Chapter 20: - Page 6 of 9

The Meeting in the Town Hall

(English version of “Noli Me Tangere”)

Yes, yes! cried the youths and elders with one voice.  The youths were delighted to hear an old man speak so.

What are we going to do with four hermanos mayores? went on the old man.  What is the meaning of those chickens, capons, and roast pigs, thrown into the lake? ‘Humbug!’ our neighbors would say.  And afterwards we should have to fast for six months! What have we to do with Sylla and the Romans? Have they ever invited us to any of their festivities, I wonder? I, at least, have never received any invitation from them, and you can all see that I’m an old man!

The Romans live in Rome, where the Pope is, Capitan Basilio prompted him in a low voice.  Now I understand! exclaimed the old man calmly.

They would make of their festivals watch-meetings, and the Pope would order them to throw their food into the sea so that they might commit no sin.  But, in spite of all that, your plan is inadmissible, impossible, a piece of foolishness!

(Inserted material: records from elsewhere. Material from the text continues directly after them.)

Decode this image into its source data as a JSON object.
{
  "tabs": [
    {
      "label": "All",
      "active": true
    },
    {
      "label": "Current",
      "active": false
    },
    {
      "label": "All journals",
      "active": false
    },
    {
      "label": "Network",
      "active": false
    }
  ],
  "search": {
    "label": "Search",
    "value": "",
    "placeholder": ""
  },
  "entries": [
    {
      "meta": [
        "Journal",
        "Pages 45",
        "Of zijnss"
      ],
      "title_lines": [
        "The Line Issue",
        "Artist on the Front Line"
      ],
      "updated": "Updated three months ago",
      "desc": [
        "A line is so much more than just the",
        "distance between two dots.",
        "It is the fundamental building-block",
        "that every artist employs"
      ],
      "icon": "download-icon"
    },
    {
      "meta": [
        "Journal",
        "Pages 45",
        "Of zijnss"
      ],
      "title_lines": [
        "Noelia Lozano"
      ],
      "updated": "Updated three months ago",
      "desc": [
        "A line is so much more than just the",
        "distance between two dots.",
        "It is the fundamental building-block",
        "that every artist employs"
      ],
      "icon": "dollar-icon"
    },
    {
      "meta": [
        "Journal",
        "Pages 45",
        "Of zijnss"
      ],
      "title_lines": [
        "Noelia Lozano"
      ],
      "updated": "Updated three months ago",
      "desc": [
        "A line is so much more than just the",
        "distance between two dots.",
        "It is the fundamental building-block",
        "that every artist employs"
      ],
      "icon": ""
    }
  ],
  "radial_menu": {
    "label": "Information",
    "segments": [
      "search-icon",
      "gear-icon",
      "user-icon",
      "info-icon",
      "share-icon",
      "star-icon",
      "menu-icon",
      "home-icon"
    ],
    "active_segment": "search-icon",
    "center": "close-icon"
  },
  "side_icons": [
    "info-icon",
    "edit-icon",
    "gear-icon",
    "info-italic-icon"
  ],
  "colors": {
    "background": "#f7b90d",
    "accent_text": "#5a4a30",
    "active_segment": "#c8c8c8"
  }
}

Being so stoutly opposed, Don Filipo had to withdraw his proposal.  Now that their chief rival had been defeated, even the worst of the irreconcilable insurgents looked on with calmness while a young cabeza de barangay asked for the floor.

I beg that you excuse the boldness of one so young as I am in daring to speak before so many persons respected for their age and prudence and judgment in affairs, but since the eloquent orator, Capitan Basilio, has requested every one to express his opinion, let the authoritative words spoken by him excuse my insignificance.

The conservatives nodded their heads with satisfaction, remarking to one another: This young man talks sensibly.  He’s modest. He reasons admirably.

What a pity that he doesn’t know very well how to gesticulate, observed Capitan Basilio.  But there’s time yet! He hasn’t studied Cicero and he’s still a young man!

If I present to you, gentlemen, any program or plan, the young man continued, I don’t do so with the thought that you will find it perfect or that you will accept it, but at the same time that I once more bow to the judgment of all of you, I wish to prove to our elders that our thoughts are always like theirs, since we take as our own those ideas so eloquently expressed by Capitan Basilio.

Well spoken! Well spoken! cried the flattered conservatives. Capitan Basilio made signs to the speaker showing him how he should stand and how he ought to move his arm.  The only one remaining impassive was the gobernadorcillo, who was either bewildered or preoccupied; as a matter of fact, he seemed to be both.  The young man went on with more warmth:

My plan, gentlemen, reduces itself to this: invent new shows that are not common and ordinary, such as we see every day, and endeavor that the money collected may not leave the town, and that it be not wasted in smoke, but that it be used in some manner beneficial to all.

Learn this Filipino word:

parang may asoge sa puwít